RECORDS TO PROCESS Block Start

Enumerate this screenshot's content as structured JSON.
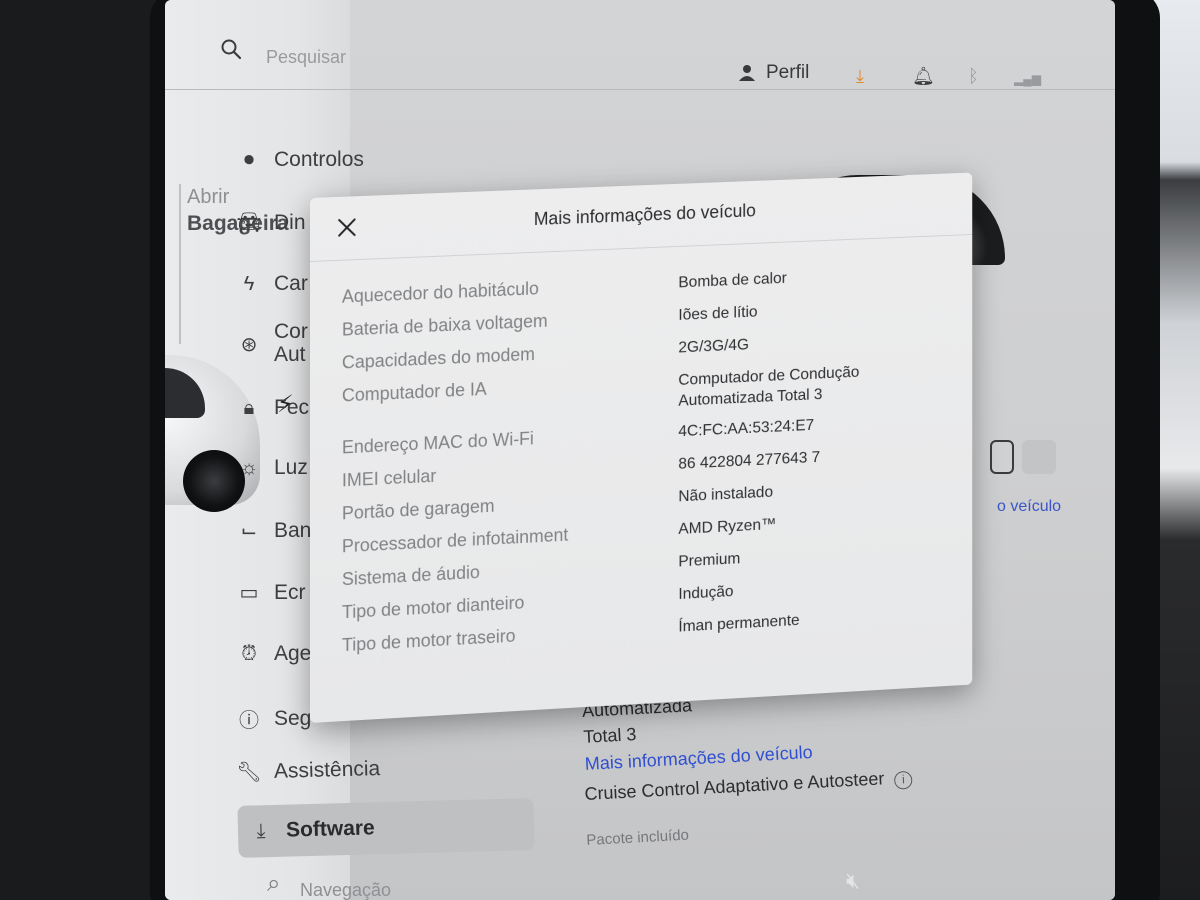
{
  "search": {
    "placeholder": "Pesquisar"
  },
  "header": {
    "profile_label": "Perfil",
    "icons": [
      "profile-icon",
      "download-icon",
      "bell-icon",
      "bluetooth-icon",
      "signal-icon"
    ]
  },
  "car_panel": {
    "trunk_open": "Abrir",
    "trunk_label": "Bagageira"
  },
  "nav": {
    "items": [
      {
        "label": "Controlos",
        "icon": "toggle-icon"
      },
      {
        "label": "Din",
        "icon": "car-icon"
      },
      {
        "label": "Car",
        "icon": "bolt-icon"
      },
      {
        "label": "Cor",
        "label2": "Aut",
        "icon": "steering-wheel-icon"
      },
      {
        "label": "Fec",
        "icon": "lock-icon"
      },
      {
        "label": "Luz",
        "icon": "light-icon"
      },
      {
        "label": "Ban",
        "icon": "seat-icon"
      },
      {
        "label": "Ecr",
        "icon": "screen-icon"
      },
      {
        "label": "Age",
        "icon": "alarm-icon"
      },
      {
        "label": "Seg",
        "icon": "info-icon"
      },
      {
        "label": "Assistência",
        "icon": "wrench-icon"
      },
      {
        "label": "Software",
        "icon": "download-icon"
      },
      {
        "label": "Navegação",
        "icon": "navigation-icon"
      }
    ]
  },
  "modal": {
    "title": "Mais informações do veículo",
    "rows": [
      {
        "label": "Aquecedor do habitáculo",
        "value": "Bomba de calor"
      },
      {
        "label": "Bateria de baixa voltagem",
        "value": "Iões de lítio"
      },
      {
        "label": "Capacidades do modem",
        "value": "2G/3G/4G"
      },
      {
        "label": "Computador de IA",
        "value": "Computador de Condução",
        "value2": "Automatizada Total 3"
      },
      {
        "label": "Endereço MAC do Wi-Fi",
        "value": "4C:FC:AA:53:24:E7"
      },
      {
        "label": "IMEI celular",
        "value": "86 422804 277643 7"
      },
      {
        "label": "Portão de garagem",
        "value": "Não instalado"
      },
      {
        "label": "Processador de infotainment",
        "value": "AMD Ryzen™"
      },
      {
        "label": "Sistema de áudio",
        "value": "Premium"
      },
      {
        "label": "Tipo de motor dianteiro",
        "value": "Indução"
      },
      {
        "label": "Tipo de motor traseiro",
        "value": "Íman permanente"
      }
    ]
  },
  "software_info": {
    "computer_line": "Computador de IA: Computador de Condução Automatizada",
    "computer_line2": "Total 3",
    "more_info_link": "Mais informações do veículo",
    "link_fragment": "o veículo",
    "feature_title": "Cruise Control Adaptativo e Autosteer",
    "feature_sub": "Pacote incluído"
  },
  "colors": {
    "link": "#2f4fd0",
    "accent_orange": "#e08a2c",
    "alert_red": "#d0302a"
  }
}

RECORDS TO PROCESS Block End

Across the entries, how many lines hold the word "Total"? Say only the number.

2